So the turning off the lights, picking up around the house, and everything in between; do a little more, or at least, do what you should do. I know it’s often more complicated, but maybe it shouldn’t be, influencing our kids. Just do what you should do.
[Disclaimer: I suspect some reading this piece might object to even mentioning Bill Cosby in a positive way, given his falling from grace and crimes for which he’s been convicted. That said, he was also one of the great comedians and entertainers of his era. I do not condone in any way his behavior otherwise, Full Stop.]
It’s like a never ending puzzle, doing math problems. There’s always another problem, always another bunch of numbers to fiddle with. Numbers are infinite, and so are the possibilities.
My dad was a math teacher. In point of fact, his college degree was in Mathematics. He was good at it. And he loved to help people, and especially kids, learn to do math.
I was only ever an average math student, when all was said and done. My dad helped me from time to time, especially when I was younger, up through middle school. Then he’d provide less, hands-on guidance as I got older; he encouraged me to ask my teachers questions, which I did; only once in a while would my dad give me reassurance on my thinking about particular math problems, verifying (and gently correcting some of my) ideas on how to solve, etc.; all together, that got me the rest of the way through. But again, I feel I was just about an average student of math.
The thing was…is…it really comes down to patience, and concentration. Whether I’m doing algebra from back in the day (and even today, if I had to), or compiling number data for reports at work, that’s what it comes down to.
Patience and Concentration. And taking things one step at a time. Patience, and Patience, and then add a little more besides. As we all know, sometimes patience isn’t the easiest thing to come by.
In fact, of late I’ve been thinking back to my old man helping me, HIS endless patience with me as I worked to wrap my head around concepts old and new.

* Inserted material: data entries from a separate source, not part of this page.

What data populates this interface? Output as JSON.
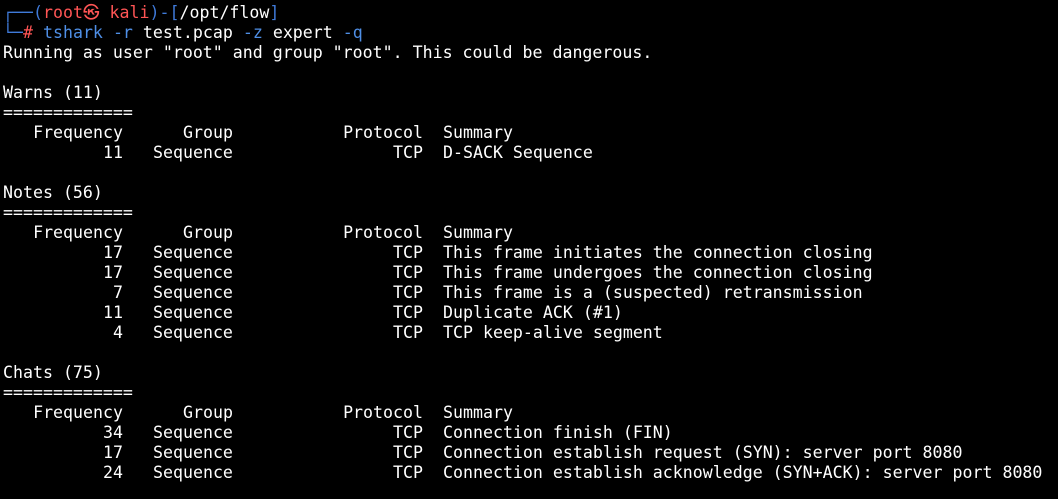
{
  "prompt": {
    "box_top": "┌──(",
    "user": "root",
    "at_symbol": "㉿",
    "host": "kali",
    "box_mid": ")-[",
    "path": "/opt/flow",
    "box_end": "]",
    "box_bottom": "└─",
    "hash": "#",
    "command": "tshark",
    "opt_r": "-r",
    "file": "test.pcap",
    "opt_z": "-z",
    "stat": "expert",
    "opt_q": "-q"
  },
  "warning_line": "Running as user \"root\" and group \"root\". This could be dangerous.",
  "columns": {
    "frequency": "Frequency",
    "group": "Group",
    "protocol": "Protocol",
    "summary": "Summary"
  },
  "separator": "=============",
  "sections": [
    {
      "title": "Warns (11)",
      "rows": [
        {
          "frequency": "11",
          "group": "Sequence",
          "protocol": "TCP",
          "summary": "D-SACK Sequence"
        }
      ]
    },
    {
      "title": "Notes (56)",
      "rows": [
        {
          "frequency": "17",
          "group": "Sequence",
          "protocol": "TCP",
          "summary": "This frame initiates the connection closing"
        },
        {
          "frequency": "17",
          "group": "Sequence",
          "protocol": "TCP",
          "summary": "This frame undergoes the connection closing"
        },
        {
          "frequency": "7",
          "group": "Sequence",
          "protocol": "TCP",
          "summary": "This frame is a (suspected) retransmission"
        },
        {
          "frequency": "11",
          "group": "Sequence",
          "protocol": "TCP",
          "summary": "Duplicate ACK (#1)"
        },
        {
          "frequency": "4",
          "group": "Sequence",
          "protocol": "TCP",
          "summary": "TCP keep-alive segment"
        }
      ]
    },
    {
      "title": "Chats (75)",
      "rows": [
        {
          "frequency": "34",
          "group": "Sequence",
          "protocol": "TCP",
          "summary": "Connection finish (FIN)"
        },
        {
          "frequency": "17",
          "group": "Sequence",
          "protocol": "TCP",
          "summary": "Connection establish request (SYN): server port 8080"
        },
        {
          "frequency": "24",
          "group": "Sequence",
          "protocol": "TCP",
          "summary": "Connection establish acknowledge (SYN+ACK): server port 8080"
        }
      ]
    }
  ],
  "colors": {
    "background": "#000000",
    "text": "#ffffff",
    "prompt_frame": "#3f7ad9",
    "prompt_user": "#ff5555",
    "command": "#4f8fe6"
  }
}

I think back to how I’d get frustrated doing math problems. And as I recall, it was wanting to rush through problems, rushing to get the answer, instead of taking things step by step, that’s what tripped me up.
And so thinking back, and also considering the math I do now, it’s all about applying patience, and concentration, and breaking it down.
Now, if I can only help my kids in some small measure the way my dad helped me.
Bonus: One of my favorite formulas, though I can’t rightly say I can remember why. : – ) The Quadratic Equation
Friday night, front end of the three-day holiday weekend.
Everybody ready for bed by eight in the evening, relaxing, screens fired up, and kids winding down.
Room lighting just so, a fan blowing gently behind me, easy breeze, hum, glow from the screen on the wall delivering food network fun, light, soft-brain goodness. What’s on? “Diners, Drive-In’s, and Dives.”
That’s about it.
Brain slowing, blood pressure easing up, sleep soon on the way. And up ahead? Well, nothing but home time and family time for the weekend.
Not new vitamin supplements; rather, each a name that’s been given to one of the three wild fires currently burning in the San Francisco Bay Area.
In Santa Clara County (south bay). In Sonoma (and neighboring) County (north bay). In Santa Cruz County (further south bay).
Hill communities. Suburban communities on the fringe.
Already Pandemic Life. Already Distance Learning for our children. Already Work-From-Home for many; or working under additional constraints “on-site.” And of course, the Essential Workers grinding it out in even more extreme ways often.
The physical toll. The mental toll. The emotional toll. Those last two are different. The mental is adjusting your practices, routines, expertise to cope and hopefully thrive in the new set-ups. The emotional is the ups and downs along the way.
Hopefully we’re getting to more ups. Hopefully the downs aren’t as deep.